Not so fast my friends. Instead of throwing a frozen rope to his streaking teammate, Danny tosses a limp noodle – and by the time it reaches Patty Mills’ hands, Steven Adams is lining up to swat the doomed layup attempt across the Rio Grande.
8 Seconds Left:
Mills smartly refrains from attempting a layup with the locked in, shot-blocking defender closing in and dishes to Manu at the apex of the base/end line. Now what?
7 Seconds Left:
Manu escapes the coffin corner. That is A LOT of open real estate in front of him. Pull up or challenge Adams and Ibaka at the rim?
6 Seconds Left:
"OH BABY" — AND 1 Mixtape emcee voice.
Ginobili attacks the rim, attracts the entire Thunder defense, and just casually goes no-look BEHIND-THE-HEAD to a now wide-open Patty Mills standing in the corner for what will surely be the game-winning jumper.
5 Seconds left:
THIS IS IT.
4.5 Seconds Left:

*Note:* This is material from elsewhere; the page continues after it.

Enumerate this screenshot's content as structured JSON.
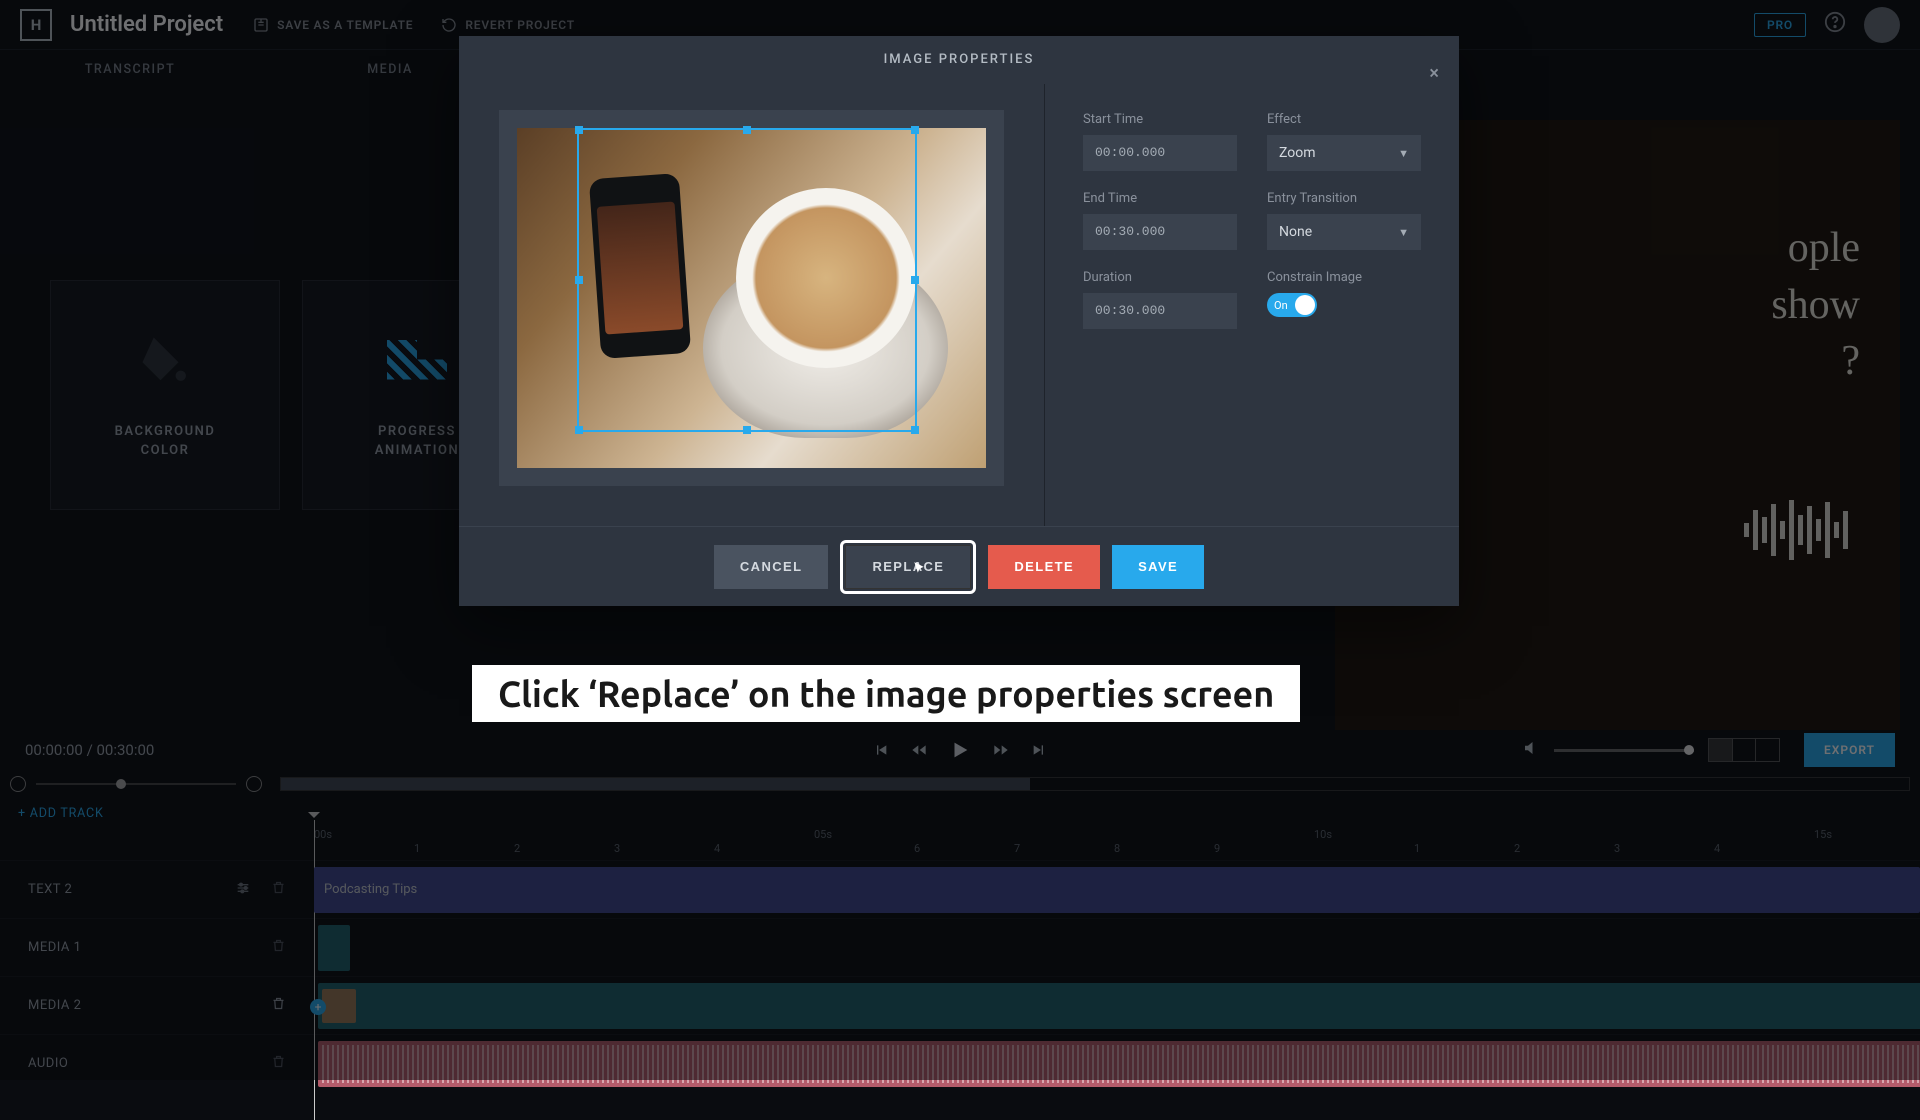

Ah, yes, I may have forgotten to mention that Steven Adams is seven feet tall and Patty Mills is maybe 6’0" on a good day.
A-squared + B-squared = C-there was absolutely no way Mills was cleanly getting that attempt over the wingspan of Adams.
3.2 Seconds Left:
As the shot attempt flutters back down to Earth: Russell Westbrook, Serge Ibaka, LaMarcus Aldridge and Kawhi Leonard await its presence.
It’s definitely not #1, but, how Kawhi didn’t come up with this rebound (important note: he is KAWHI) will go down as one of the top "WTF????" moments in recent Spurs playoff history alongside Ray Allen’s three-pointer and Tim Duncan’s blown layup at the rim from the 2013 Finals in Miami.
Also, do you notice how Steven Adams and Patty Mills are like … no longer on the screen?
2 Seconds Left:
Mayhem ensues under the rim for what is no longer a rebound, but, a loose ball.
It appears Steven Adams is being restrained by something, what could it possibly be?
No, that’s not The Undertaker’s hand spawning from beneath the dirt to choke Kane — it’s a courtside fan who likely took a massive body check from Steven Adams during the defense of Mills’ shot attempt, and was either clinging to Adams as she fell or was using him as a hand rail to regain her balance.
Needless to say, Steven was NOT pleased.
1 Second Left:
Kawhi and LaMarcus continue to struggle to obtain possession. Time is running out.
0 Seconds Left:
Game Over. Serge Ibaka wins the scrum for the loose basketball, the Thunder prevail, and Steven Adams looks like he is about to tomahawk the fan who held onto him through the roof.
What we learned from Game 2 at the AT&T Center:
1) The Spurs may have the better basketball "team," but, the Thunder have two of the best four basketball players in the world and you’re damn right "star power" can supersede "team play" at times.
2) When it comes to end-of-game X’s and O’s, Billy Donovan and Scott Brooks have way too much in common.
3) Popovich might trust his team a little TOO much
4) Steven Adams is very scary.
5) When the refs panic and/or are put in an overly subjective spot, they’re just gonna let things play out – and you know what? It’s kind of refreshing.
6) Nevermind, I miss Joey Crawford during moments like this
7) Manu Ginobili still got it.
8) Never let Dion Waiters do anything important.
9) Read #8 again.
10) Remember that 30+ point blowout in Game 1? Yeah, neither do I.
Coach Pop your thoughts on the game’s final moments? Please blink if you are OK with what transpired.